[Your objective] Filter the entries, keeping every line with the string "class".

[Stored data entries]
########

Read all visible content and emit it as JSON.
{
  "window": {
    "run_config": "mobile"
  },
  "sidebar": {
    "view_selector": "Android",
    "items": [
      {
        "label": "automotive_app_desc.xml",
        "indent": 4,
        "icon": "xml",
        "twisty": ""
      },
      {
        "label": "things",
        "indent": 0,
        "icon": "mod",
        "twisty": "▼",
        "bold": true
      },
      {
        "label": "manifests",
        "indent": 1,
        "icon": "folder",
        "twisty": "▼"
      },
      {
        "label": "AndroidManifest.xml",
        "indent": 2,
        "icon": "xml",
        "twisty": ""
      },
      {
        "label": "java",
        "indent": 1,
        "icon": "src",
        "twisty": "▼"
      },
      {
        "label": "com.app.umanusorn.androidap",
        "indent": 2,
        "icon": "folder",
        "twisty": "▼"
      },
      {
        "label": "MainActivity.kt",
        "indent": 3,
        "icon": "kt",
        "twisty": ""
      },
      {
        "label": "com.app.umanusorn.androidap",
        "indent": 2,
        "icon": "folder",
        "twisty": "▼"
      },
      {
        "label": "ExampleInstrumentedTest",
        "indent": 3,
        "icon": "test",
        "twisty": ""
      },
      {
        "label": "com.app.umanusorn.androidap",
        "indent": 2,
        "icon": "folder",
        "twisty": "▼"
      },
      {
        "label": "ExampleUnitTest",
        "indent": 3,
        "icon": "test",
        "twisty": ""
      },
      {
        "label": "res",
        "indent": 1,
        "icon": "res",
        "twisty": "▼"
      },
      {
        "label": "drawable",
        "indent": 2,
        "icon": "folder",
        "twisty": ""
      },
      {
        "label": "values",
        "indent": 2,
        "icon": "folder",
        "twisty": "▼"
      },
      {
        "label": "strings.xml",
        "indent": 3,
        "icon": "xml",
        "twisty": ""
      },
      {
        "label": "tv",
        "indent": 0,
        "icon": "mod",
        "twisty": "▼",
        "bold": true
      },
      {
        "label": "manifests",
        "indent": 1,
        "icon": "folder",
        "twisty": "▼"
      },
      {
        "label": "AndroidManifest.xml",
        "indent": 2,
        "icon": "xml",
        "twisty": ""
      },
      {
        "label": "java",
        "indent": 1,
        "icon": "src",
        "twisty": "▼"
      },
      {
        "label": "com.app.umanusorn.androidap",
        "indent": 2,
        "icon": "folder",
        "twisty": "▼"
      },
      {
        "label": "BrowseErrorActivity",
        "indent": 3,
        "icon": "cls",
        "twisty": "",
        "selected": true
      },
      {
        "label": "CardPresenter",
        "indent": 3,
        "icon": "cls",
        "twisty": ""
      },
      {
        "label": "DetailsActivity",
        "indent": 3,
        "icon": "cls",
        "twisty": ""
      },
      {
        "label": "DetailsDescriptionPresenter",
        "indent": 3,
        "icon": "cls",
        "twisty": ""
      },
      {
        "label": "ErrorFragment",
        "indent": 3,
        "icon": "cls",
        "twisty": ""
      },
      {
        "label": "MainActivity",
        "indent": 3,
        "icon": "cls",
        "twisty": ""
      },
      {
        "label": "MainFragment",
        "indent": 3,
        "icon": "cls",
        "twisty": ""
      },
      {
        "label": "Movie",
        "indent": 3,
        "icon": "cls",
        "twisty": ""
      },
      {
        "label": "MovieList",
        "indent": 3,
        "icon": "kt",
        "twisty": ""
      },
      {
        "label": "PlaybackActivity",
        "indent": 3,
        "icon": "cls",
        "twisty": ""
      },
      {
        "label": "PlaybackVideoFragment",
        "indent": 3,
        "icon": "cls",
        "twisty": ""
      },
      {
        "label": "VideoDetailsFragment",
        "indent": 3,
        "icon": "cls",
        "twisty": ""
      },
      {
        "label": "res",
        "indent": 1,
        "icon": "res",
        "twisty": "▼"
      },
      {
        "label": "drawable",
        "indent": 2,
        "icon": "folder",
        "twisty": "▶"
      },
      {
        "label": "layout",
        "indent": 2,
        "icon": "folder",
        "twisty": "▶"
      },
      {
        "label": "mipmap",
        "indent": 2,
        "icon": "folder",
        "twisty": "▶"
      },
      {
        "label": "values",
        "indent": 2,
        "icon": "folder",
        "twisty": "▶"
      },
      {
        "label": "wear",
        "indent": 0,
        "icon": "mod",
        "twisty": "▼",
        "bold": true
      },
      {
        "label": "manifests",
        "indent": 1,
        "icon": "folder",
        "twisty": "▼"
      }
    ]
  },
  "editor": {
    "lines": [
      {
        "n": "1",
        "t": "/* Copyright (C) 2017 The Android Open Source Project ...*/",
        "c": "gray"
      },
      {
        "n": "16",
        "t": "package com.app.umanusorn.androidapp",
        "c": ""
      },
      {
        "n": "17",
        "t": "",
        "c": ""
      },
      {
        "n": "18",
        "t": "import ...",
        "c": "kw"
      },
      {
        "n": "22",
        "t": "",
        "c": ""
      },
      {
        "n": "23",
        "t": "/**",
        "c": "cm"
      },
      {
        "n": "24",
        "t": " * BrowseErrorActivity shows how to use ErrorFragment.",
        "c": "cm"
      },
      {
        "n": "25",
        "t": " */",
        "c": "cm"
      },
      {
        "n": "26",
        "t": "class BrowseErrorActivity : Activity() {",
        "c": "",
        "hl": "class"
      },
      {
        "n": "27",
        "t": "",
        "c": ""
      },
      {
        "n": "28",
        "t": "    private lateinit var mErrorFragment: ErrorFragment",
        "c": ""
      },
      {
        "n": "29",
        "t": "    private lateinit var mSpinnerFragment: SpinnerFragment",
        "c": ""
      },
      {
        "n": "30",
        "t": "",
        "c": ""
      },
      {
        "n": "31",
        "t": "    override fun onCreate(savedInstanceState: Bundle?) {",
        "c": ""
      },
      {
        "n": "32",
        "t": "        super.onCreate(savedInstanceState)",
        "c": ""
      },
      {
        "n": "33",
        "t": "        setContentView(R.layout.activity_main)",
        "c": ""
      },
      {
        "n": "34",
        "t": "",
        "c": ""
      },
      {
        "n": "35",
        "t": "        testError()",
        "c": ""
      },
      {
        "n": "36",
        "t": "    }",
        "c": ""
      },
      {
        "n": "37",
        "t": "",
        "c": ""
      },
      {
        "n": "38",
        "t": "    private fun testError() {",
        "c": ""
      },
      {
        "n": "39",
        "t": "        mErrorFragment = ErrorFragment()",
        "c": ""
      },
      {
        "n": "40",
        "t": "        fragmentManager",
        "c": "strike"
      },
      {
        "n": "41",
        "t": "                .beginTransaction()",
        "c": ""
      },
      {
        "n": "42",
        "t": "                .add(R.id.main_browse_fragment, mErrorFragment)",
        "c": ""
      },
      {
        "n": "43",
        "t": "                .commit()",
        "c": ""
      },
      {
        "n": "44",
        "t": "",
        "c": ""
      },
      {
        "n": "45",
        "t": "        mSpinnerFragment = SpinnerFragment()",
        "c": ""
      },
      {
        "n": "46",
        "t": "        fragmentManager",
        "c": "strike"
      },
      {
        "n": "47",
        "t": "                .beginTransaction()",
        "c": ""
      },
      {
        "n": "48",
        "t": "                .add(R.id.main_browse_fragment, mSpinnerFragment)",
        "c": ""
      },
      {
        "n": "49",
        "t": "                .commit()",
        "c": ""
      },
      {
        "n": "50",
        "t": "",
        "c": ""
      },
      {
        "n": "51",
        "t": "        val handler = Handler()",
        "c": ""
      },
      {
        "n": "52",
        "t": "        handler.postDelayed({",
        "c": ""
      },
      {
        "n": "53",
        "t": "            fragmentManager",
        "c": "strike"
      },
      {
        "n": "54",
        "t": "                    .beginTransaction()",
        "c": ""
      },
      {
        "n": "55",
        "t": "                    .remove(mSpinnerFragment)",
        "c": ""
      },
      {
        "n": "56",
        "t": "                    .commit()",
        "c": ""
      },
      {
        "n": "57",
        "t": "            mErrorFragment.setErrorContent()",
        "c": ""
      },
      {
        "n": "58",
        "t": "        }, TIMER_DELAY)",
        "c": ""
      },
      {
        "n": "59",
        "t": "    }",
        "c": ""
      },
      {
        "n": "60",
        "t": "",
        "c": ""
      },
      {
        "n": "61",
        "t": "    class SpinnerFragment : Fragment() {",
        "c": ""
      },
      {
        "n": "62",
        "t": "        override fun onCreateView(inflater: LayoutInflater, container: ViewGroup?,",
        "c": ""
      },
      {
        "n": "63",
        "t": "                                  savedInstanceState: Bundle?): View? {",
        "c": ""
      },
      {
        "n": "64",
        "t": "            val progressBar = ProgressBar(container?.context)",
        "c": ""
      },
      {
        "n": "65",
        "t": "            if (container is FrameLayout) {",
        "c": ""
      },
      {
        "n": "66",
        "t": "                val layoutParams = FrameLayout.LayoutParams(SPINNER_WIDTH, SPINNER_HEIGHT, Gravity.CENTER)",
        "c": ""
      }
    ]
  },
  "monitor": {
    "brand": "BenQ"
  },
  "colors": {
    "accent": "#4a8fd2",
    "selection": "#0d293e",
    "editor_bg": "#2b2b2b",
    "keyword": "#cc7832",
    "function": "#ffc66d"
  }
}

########

[Response area]
        "t": "class BrowseErrorActivity : Activity() {",
        "hl": "class"
        "t": "    class SpinnerFragment : Fragment() {",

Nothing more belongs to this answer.